[Start of Attachment]
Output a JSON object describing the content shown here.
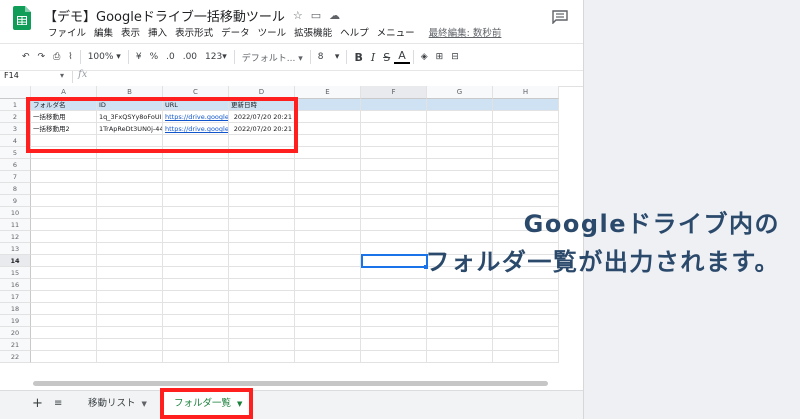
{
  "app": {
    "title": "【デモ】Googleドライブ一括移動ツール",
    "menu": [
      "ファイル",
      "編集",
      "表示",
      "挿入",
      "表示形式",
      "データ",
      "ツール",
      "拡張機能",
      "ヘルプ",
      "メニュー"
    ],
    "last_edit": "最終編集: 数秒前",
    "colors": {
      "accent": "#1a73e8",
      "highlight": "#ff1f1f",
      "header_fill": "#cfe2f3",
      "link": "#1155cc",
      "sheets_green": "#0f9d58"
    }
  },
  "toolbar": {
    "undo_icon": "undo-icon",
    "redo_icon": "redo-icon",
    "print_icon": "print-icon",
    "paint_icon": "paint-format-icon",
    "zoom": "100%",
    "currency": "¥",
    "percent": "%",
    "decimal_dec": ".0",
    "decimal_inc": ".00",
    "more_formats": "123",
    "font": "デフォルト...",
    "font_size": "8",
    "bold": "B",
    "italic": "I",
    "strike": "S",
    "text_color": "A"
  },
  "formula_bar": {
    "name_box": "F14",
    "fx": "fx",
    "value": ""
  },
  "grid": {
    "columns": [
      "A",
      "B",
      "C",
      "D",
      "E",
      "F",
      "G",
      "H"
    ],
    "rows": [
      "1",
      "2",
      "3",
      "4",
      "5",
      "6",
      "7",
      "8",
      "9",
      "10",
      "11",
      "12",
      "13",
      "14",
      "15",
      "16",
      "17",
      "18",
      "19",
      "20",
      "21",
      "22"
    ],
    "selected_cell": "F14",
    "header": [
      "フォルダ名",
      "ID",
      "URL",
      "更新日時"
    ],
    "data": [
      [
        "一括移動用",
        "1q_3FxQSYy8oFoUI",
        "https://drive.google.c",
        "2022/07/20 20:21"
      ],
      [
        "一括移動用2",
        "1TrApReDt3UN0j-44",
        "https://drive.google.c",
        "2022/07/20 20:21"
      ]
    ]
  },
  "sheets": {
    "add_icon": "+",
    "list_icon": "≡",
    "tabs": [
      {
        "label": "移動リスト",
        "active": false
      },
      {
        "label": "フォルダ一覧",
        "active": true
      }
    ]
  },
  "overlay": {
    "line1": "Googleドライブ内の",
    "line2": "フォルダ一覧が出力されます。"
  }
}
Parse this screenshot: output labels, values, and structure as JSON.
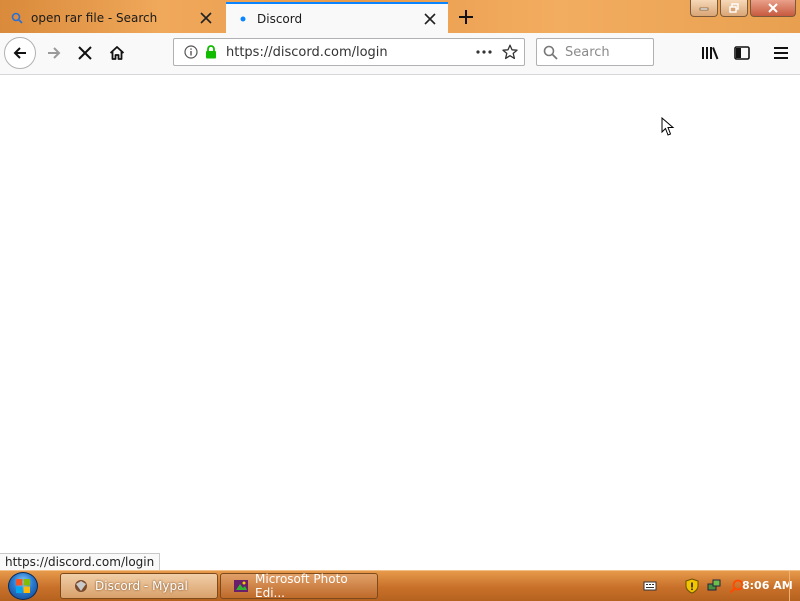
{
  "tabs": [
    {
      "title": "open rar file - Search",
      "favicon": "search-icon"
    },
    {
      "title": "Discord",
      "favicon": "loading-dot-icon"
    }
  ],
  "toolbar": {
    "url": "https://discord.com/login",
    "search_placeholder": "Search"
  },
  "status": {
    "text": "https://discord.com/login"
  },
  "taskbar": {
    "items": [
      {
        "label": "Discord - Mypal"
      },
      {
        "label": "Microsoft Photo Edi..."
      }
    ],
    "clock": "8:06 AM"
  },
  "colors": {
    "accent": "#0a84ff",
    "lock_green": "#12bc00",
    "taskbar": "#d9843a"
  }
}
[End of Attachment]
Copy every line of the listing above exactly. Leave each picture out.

**YOUR SOLUTION**
Output a JSON object describing the content shown here.
{
  "app": {
    "title": "【デモ】Googleドライブ一括移動ツール",
    "menu": [
      "ファイル",
      "編集",
      "表示",
      "挿入",
      "表示形式",
      "データ",
      "ツール",
      "拡張機能",
      "ヘルプ",
      "メニュー"
    ],
    "last_edit": "最終編集: 数秒前",
    "colors": {
      "accent": "#1a73e8",
      "highlight": "#ff1f1f",
      "header_fill": "#cfe2f3",
      "link": "#1155cc",
      "sheets_green": "#0f9d58"
    }
  },
  "toolbar": {
    "undo_icon": "undo-icon",
    "redo_icon": "redo-icon",
    "print_icon": "print-icon",
    "paint_icon": "paint-format-icon",
    "zoom": "100%",
    "currency": "¥",
    "percent": "%",
    "decimal_dec": ".0",
    "decimal_inc": ".00",
    "more_formats": "123",
    "font": "デフォルト...",
    "font_size": "8",
    "bold": "B",
    "italic": "I",
    "strike": "S",
    "text_color": "A"
  },
  "formula_bar": {
    "name_box": "F14",
    "fx": "fx",
    "value": ""
  },
  "grid": {
    "columns": [
      "A",
      "B",
      "C",
      "D",
      "E",
      "F",
      "G",
      "H"
    ],
    "rows": [
      "1",
      "2",
      "3",
      "4",
      "5",
      "6",
      "7",
      "8",
      "9",
      "10",
      "11",
      "12",
      "13",
      "14",
      "15",
      "16",
      "17",
      "18",
      "19",
      "20",
      "21",
      "22"
    ],
    "selected_cell": "F14",
    "header": [
      "フォルダ名",
      "ID",
      "URL",
      "更新日時"
    ],
    "data": [
      [
        "一括移動用",
        "1q_3FxQSYy8oFoUI",
        "https://drive.google.c",
        "2022/07/20 20:21"
      ],
      [
        "一括移動用2",
        "1TrApReDt3UN0j-44",
        "https://drive.google.c",
        "2022/07/20 20:21"
      ]
    ]
  },
  "sheets": {
    "add_icon": "+",
    "list_icon": "≡",
    "tabs": [
      {
        "label": "移動リスト",
        "active": false
      },
      {
        "label": "フォルダ一覧",
        "active": true
      }
    ]
  },
  "overlay": {
    "line1": "Googleドライブ内の",
    "line2": "フォルダ一覧が出力されます。"
  }
}
Parse this screenshot: output labels, values, and structure as JSON.
{
  "tabs": [
    {
      "title": "open rar file - Search",
      "favicon": "search-icon"
    },
    {
      "title": "Discord",
      "favicon": "loading-dot-icon"
    }
  ],
  "toolbar": {
    "url": "https://discord.com/login",
    "search_placeholder": "Search"
  },
  "status": {
    "text": "https://discord.com/login"
  },
  "taskbar": {
    "items": [
      {
        "label": "Discord - Mypal"
      },
      {
        "label": "Microsoft Photo Edi..."
      }
    ],
    "clock": "8:06 AM"
  },
  "colors": {
    "accent": "#0a84ff",
    "lock_green": "#12bc00",
    "taskbar": "#d9843a"
  }
}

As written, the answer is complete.